A national reform programme for this year which will be presented at a government session on Thursday brings a series of measures in ten key areas with a view to solving Croatia's structural problems, also in line with Council of the European Union recommendations.
The government is expected to submit a document with ten key reform proposals to the European Commission by the end of this month.
The reforms refer to health care, the pension system, public administration, the school curriculum, the management of public companies, reducing the number of non-strategic state-owned properties, a more equitable allocation of social benefits, bringing land registers in order, bigger investments in research and development, and eliminating obstacles to doing business.
The health care reform is aimed at financially stabilising the health care system, whose overdue liabilities amount to HRK 2.5 billion.
The pension system reform envisages, among other things, raising the retirement age from 65 to 67 years as well as the age for early retirement from 60 to 62, in order to reduce the number of new pensioners and alleviate the pressure on the state budget. These announcements have already been criticized by unions.
The public administration reform envisages, among other things, a new pay system and downsizing the number of agencies in order to enhance the work of civil servants, cut expenses and improve the quality of public services.
The reforms envisage a more efficient way of managing public companies as well as selling non-strategic state-owned properties, with a view to earning at least EUR 500 million this year to reduce the public debt.

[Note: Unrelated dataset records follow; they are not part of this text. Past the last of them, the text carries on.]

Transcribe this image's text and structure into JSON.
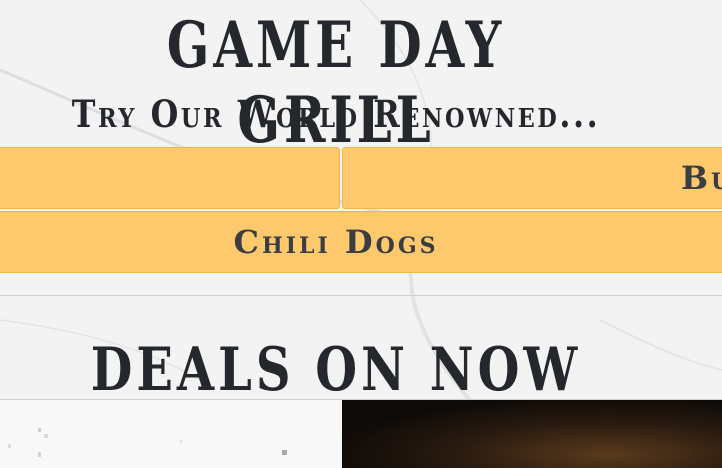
{
  "header": {
    "title": "GAME DAY GRILL",
    "subtitle": "Try Our World Renowned..."
  },
  "menu": {
    "items": [
      {
        "label": ""
      },
      {
        "label": "Bur"
      },
      {
        "label": "Chili Dogs"
      }
    ]
  },
  "deals": {
    "title": "DEALS ON NOW"
  },
  "colors": {
    "tile": "#fdc96c",
    "heading": "#24272c",
    "background": "#f3f3f3"
  }
}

The government plans to further reduce parafiscal levies by HRK 300 million to reduce taxes for businesses and improve the entrepreneurial climate. The reform envisages bringing order to land registers in the second half of the year and introducing a property tax in the years ahead.
The implementation of a smart specialisation strategy, which envisages directing investment in areas with the biggest growth potential, and EUR 664 million at Croatia's disposal from European Union funds are expected to make the economy more competitive.
The introduction of a means test is expected to make social benefits more equitable and more effective, while the introduction of a curricular reform is expected as of the next school year, with a view to better aligning education with social and economic requirements.